We have attached a sample letter. You can also call your elected representative and ask to speak to them.
We do not have to re-invent the wheel. A multilateral framework already exists. But we do want to feel certain that any future wheel turns equitably and efficiently. Our prosperity depends on it.
The Explainer: Budget 2021 – Early Learning and Child Care – Kerry McCuaig, April 29, 2021
Balancing affordability, access, quality – Weekly e-newsletter May 6, 2021
The Yukon, Canada’s new leader in early learning and care – Weekly e-newsletter May 20, 2021
Sign up for the Atkinson Centre Weekly e-Newsletter

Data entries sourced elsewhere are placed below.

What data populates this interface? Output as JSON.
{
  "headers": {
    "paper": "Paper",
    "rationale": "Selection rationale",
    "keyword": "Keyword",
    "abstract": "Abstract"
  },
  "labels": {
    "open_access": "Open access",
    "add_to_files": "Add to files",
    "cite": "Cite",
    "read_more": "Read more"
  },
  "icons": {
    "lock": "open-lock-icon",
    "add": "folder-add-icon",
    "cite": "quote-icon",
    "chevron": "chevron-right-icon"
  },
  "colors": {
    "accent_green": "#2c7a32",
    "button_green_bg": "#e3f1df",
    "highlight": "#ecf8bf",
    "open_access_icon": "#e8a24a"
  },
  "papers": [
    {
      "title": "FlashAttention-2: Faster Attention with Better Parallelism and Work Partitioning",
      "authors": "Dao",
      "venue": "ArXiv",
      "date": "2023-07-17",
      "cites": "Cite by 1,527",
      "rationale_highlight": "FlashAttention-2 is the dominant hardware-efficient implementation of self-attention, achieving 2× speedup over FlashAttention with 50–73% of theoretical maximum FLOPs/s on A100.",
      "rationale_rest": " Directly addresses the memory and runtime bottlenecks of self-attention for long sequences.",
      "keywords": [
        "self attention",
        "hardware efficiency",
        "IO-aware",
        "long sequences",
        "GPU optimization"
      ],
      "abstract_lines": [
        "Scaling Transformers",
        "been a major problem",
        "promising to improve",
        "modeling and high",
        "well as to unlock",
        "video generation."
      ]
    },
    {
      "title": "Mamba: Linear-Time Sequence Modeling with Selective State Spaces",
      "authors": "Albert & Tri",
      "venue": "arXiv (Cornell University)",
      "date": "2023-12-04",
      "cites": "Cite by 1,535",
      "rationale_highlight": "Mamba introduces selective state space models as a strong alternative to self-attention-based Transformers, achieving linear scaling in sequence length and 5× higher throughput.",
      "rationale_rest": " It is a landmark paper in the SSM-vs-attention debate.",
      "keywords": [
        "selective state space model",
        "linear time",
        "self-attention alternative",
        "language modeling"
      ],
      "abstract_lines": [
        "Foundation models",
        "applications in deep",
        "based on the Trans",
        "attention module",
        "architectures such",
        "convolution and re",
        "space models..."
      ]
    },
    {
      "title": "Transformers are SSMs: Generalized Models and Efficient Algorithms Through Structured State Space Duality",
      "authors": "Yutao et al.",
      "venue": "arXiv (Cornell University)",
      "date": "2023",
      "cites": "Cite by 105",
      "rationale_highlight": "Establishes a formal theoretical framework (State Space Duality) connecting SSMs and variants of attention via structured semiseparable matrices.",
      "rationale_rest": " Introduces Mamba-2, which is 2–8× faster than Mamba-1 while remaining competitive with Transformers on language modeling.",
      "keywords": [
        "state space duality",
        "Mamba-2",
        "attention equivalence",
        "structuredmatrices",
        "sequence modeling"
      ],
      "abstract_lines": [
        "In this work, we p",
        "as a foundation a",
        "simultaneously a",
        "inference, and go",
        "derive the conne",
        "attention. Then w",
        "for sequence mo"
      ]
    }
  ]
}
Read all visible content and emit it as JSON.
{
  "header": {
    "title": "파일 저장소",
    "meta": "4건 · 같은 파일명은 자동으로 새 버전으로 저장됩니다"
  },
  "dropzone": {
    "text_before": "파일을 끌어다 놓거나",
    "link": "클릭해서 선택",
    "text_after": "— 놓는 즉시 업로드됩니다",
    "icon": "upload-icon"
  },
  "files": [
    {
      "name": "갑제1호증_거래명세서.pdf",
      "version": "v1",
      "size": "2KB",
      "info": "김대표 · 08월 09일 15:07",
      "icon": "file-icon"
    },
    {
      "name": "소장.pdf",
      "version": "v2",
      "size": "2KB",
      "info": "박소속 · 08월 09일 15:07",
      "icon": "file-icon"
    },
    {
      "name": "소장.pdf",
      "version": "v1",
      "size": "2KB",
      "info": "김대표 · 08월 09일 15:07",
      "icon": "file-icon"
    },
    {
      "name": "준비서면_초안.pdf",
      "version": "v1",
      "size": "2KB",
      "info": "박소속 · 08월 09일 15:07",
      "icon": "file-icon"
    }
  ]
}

Atkinson Centre Video Resources
Ottawa’s $10-a-day child care promise should heed Québec’s insights about balancing low fees with high quality – The Conversation, Kerry McQuaig (Atkinson Centre), May 11, 2021
First Policy Response – Ryerson University
Childcare topic portal
How do you build a Canada-wide childcare system? Fund the services – March 8, 2021
Delivering on the Commitment: A Canada-Wide Childcare Plan – YouTube video with Minister Ahmed Hussen and Dr. Kate Bezanson, Brock University and other speakers.
Other Websites / Resources
Charitable, academic, and private sector leaders urge Ottawa limit child care funds to non-profit/public providers – Early Child Development Funders Working Group, June 29, 2021
Investing in early learning and child care – Atkinson Foundation, September 22, 2020
Early Childhood Education Report
Early Years Study (EYS Newsletter)
Margaret and Wallace McCain Family Foundation Inc. (MWM)
It’s time for #ECEforCanada – Margaret and Wallace McCain Family Foundation
The Affordable Child Care for All Plan – Child Care Now
How Domestic Labor Became Infrastructure – The Atlantic, Moira Donegan, April 14, 2021
Ottawa, B.C. reach deal on child-care funding, Trudeau announces – The Globe and Mail, Amy Smart, July 8, 2021
N.S. child-care fees to drop to $10 a day by 2026 under new $605M deal – CBC, Frances Willick, July 13, 2021